- Coccygodynia and rectalgia
- Abdominal (visceral) pain responsive to splanchnic nerve blocks
- Sympathetically mediated pain
- RSD/CRPS/SMP involving upper or lower extremities.
In addition, to be a candidate for radiofrequency nerve block, you must have responded well to the local anesthetic blocks.
What is the procedure?
The radiofrequency nerve ablation uses radio waves to produce heat directed at a specific facet joint nerve. The heat destroys the nerve and thus relieves pain.
The patient is required to lie on the stomach when working on the facet joints, low back for lumbar sympathetic nerves and in a sitting position when lesioining the cervical area.
The radiofrequency nerve ablation procedure is similar to a spinal joint injection. However, the only difference is that two needles are inserted. Fluoroscopic guidance is used to correctly position each needle. Once done, the radiofrequency ‘radio waves’ are directed through each needle.
While the ablation process takes about two minutes, the entire procedure takes about 2 hours.
What are the benefits of Radiofrequency Nerve Block?
The radiofrequency nerve block has a series of benefits as compared to the other forms of pain relief. Here we list the main benefits:

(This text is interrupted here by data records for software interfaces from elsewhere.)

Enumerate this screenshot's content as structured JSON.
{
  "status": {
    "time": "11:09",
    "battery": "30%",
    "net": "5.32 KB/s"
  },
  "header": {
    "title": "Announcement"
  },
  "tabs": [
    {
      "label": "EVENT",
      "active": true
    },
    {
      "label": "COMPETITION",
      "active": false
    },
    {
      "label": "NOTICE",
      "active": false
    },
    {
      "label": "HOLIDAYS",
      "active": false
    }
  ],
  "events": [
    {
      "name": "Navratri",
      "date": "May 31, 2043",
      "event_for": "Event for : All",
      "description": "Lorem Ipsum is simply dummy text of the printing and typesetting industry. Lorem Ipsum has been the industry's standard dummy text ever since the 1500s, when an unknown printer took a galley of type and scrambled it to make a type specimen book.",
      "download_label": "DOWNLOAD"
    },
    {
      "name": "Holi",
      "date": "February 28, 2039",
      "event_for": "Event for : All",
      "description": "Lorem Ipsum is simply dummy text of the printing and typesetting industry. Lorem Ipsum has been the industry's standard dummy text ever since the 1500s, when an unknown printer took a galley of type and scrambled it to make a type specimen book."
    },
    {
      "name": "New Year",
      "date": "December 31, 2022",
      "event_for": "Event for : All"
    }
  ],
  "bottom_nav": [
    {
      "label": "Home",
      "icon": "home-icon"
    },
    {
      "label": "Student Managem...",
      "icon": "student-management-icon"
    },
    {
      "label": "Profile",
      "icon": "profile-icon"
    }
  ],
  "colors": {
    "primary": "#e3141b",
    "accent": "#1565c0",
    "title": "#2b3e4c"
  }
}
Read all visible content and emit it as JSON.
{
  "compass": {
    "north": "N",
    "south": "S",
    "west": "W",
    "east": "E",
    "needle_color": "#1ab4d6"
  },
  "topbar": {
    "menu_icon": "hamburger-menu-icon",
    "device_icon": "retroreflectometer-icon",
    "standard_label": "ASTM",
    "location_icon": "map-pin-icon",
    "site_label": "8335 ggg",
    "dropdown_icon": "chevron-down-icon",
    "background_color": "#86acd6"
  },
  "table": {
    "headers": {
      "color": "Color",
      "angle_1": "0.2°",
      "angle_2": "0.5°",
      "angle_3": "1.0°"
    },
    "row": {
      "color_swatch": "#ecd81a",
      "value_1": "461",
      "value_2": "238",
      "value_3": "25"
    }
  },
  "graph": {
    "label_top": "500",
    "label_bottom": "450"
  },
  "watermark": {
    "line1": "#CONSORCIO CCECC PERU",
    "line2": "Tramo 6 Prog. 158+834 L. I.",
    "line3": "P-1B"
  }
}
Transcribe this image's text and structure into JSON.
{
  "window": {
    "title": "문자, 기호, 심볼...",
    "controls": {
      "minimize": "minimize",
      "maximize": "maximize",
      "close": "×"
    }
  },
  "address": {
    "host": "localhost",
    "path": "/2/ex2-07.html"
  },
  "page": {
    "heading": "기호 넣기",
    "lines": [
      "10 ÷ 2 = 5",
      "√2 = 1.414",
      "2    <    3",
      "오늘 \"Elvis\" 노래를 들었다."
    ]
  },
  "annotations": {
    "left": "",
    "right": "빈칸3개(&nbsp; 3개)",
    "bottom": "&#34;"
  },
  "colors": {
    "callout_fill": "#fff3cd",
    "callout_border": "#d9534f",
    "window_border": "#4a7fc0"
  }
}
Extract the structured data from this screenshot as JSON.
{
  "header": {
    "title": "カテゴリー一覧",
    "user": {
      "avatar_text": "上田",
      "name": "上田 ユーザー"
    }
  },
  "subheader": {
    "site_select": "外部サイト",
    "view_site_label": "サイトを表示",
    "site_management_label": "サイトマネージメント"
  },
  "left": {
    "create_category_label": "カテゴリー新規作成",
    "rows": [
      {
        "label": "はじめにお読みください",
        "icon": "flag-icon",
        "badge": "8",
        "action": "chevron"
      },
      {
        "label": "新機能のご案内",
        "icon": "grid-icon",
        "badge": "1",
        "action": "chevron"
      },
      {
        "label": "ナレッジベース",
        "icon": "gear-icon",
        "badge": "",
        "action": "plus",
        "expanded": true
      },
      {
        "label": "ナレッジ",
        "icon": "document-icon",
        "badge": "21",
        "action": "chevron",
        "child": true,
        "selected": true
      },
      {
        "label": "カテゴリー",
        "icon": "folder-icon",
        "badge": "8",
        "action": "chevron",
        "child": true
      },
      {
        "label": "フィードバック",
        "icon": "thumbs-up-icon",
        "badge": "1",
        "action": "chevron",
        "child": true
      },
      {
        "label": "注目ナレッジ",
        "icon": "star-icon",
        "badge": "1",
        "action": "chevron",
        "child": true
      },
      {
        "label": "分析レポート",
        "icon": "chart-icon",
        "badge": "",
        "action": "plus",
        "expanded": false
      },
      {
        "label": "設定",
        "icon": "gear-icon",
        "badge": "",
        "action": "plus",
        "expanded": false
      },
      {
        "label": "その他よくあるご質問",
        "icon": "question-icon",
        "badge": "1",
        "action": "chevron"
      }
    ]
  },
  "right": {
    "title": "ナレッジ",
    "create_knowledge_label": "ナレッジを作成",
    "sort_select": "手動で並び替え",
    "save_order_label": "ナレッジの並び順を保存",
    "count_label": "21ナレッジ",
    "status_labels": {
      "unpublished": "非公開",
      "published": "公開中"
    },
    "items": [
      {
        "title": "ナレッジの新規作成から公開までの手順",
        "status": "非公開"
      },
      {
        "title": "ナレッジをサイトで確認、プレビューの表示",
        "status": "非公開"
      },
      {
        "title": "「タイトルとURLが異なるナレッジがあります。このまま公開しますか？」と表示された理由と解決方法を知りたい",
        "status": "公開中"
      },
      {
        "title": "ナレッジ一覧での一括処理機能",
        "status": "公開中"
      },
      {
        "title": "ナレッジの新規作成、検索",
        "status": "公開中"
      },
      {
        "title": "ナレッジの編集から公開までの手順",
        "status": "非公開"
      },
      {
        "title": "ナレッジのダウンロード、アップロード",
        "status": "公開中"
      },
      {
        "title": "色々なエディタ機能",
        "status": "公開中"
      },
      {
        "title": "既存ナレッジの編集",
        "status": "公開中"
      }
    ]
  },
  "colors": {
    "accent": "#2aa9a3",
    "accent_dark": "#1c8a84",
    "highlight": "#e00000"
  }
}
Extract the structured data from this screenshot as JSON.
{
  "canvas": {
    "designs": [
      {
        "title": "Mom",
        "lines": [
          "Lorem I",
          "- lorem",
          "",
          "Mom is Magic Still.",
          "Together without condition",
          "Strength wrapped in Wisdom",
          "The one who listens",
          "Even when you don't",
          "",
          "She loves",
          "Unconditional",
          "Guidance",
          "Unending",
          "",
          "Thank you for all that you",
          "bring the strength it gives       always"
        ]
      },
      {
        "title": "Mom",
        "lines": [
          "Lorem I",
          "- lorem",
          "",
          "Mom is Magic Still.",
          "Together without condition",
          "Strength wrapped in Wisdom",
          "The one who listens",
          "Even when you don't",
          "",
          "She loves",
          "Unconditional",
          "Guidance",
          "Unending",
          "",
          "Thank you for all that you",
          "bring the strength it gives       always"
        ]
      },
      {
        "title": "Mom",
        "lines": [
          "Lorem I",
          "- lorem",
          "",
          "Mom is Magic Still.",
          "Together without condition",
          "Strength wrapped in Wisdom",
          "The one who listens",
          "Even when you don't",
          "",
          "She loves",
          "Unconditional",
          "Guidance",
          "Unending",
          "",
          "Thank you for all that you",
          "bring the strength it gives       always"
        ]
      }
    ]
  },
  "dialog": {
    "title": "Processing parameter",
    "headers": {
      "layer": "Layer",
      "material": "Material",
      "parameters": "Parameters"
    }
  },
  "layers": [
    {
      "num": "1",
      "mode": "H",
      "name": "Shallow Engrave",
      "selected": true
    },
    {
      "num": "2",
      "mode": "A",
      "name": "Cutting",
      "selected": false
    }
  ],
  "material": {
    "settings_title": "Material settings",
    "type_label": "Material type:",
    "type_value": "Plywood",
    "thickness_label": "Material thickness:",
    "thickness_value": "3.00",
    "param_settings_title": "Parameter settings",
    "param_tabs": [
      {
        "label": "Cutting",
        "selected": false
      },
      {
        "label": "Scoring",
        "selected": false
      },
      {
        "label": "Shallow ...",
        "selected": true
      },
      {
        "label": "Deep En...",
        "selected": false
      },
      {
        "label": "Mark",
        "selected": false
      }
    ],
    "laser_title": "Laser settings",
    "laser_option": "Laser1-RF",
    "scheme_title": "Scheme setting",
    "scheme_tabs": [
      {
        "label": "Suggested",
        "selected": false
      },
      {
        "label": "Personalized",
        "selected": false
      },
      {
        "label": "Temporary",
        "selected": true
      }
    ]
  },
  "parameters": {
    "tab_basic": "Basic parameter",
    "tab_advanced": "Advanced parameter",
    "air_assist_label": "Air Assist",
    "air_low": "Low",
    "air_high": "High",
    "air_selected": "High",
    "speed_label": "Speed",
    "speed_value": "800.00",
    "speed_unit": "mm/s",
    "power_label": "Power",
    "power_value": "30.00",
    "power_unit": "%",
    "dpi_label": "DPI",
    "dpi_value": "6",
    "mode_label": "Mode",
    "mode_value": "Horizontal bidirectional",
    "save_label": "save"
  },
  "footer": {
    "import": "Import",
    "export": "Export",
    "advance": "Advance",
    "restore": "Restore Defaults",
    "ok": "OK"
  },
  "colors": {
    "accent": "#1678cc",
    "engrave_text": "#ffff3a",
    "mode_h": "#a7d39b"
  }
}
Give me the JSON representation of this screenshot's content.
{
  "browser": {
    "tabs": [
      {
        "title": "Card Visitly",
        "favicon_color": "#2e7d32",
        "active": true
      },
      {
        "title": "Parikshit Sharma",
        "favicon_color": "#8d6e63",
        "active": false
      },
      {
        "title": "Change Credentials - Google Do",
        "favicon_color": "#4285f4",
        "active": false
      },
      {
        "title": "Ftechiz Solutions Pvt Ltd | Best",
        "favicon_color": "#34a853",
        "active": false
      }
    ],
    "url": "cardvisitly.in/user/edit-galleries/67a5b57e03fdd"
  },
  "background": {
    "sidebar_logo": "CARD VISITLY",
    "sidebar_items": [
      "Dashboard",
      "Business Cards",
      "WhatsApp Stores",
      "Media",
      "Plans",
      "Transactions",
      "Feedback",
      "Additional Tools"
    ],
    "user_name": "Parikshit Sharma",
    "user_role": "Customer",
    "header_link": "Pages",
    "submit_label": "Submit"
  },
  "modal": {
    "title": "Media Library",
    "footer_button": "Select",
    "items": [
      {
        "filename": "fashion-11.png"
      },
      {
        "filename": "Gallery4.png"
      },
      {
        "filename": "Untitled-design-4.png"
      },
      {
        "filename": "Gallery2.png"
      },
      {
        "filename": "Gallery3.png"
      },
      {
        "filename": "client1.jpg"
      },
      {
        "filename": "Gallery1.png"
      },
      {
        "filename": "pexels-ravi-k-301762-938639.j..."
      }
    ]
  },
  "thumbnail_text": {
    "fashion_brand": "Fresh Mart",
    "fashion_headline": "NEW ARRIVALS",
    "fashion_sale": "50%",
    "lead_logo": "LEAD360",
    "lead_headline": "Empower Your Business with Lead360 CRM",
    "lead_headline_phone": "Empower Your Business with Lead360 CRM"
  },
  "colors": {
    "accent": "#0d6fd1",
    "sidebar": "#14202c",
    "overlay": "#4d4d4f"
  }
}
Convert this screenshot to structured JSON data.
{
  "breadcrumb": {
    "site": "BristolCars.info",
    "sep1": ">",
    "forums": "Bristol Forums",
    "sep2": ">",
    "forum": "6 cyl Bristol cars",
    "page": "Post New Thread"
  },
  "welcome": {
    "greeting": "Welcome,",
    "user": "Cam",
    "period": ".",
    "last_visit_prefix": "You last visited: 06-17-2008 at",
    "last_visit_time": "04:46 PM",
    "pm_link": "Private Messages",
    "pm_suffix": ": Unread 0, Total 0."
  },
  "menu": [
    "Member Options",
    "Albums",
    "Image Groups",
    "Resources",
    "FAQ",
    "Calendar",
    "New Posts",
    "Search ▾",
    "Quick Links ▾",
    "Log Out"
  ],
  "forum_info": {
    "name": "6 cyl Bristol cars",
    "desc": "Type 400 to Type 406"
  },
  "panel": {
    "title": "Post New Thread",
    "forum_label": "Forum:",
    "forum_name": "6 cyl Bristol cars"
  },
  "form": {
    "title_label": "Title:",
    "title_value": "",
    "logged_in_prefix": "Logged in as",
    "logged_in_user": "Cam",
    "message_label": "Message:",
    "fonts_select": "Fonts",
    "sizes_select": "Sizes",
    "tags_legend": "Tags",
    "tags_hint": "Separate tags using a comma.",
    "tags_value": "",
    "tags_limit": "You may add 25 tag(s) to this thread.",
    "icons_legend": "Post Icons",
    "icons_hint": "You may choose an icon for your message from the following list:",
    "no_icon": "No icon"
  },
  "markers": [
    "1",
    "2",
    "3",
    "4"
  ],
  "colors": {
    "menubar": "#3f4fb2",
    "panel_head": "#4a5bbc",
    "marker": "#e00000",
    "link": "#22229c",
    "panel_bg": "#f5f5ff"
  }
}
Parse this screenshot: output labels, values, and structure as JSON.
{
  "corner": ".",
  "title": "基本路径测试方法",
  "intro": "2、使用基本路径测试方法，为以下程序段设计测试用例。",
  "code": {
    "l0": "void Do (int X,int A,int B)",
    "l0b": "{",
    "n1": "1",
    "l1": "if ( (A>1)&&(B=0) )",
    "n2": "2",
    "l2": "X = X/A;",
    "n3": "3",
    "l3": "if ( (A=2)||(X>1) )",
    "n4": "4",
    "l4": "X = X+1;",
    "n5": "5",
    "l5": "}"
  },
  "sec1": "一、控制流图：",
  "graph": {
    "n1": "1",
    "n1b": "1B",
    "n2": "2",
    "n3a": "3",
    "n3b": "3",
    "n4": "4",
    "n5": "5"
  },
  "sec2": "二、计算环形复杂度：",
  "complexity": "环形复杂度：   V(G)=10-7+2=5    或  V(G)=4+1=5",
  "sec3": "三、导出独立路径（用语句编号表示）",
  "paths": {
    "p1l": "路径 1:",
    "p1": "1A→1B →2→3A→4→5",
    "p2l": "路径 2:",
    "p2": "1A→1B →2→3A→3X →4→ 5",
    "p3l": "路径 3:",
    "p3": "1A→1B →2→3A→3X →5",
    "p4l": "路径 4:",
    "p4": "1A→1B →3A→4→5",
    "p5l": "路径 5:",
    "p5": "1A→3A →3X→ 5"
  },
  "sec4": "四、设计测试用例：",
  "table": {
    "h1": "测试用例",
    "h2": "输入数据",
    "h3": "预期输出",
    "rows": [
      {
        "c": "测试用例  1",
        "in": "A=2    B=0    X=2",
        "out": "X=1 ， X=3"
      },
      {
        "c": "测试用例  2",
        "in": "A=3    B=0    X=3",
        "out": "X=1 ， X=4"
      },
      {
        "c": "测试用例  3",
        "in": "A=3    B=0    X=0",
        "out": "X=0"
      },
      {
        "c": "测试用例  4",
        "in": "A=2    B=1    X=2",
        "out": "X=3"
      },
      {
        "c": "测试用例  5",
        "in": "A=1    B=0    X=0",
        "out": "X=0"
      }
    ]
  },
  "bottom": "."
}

- The lesion size can be accurately controlled, thus allowing lesioning of small nerves without damaging nearby motor and other sensory nerves.
- Recovery is rapid and usually uneventful, allowing the patient to return to normal activity very soon.
- Nerve lesion is usually long lasting and heals without neuroma formation.
- The rate of side effects and complications is relatively low.
- When pain recurs, nerve lesion can be repeated as necessary.
What are the risk factors involved?
There is a potential of a series of side effects after the procedure. Here we list the main amongst them:
- Muscle soreness for up to a week afterwards.
- Deep sunburn type feeling.
- Hypersensitivity, burning pain or numbness for a few weeks.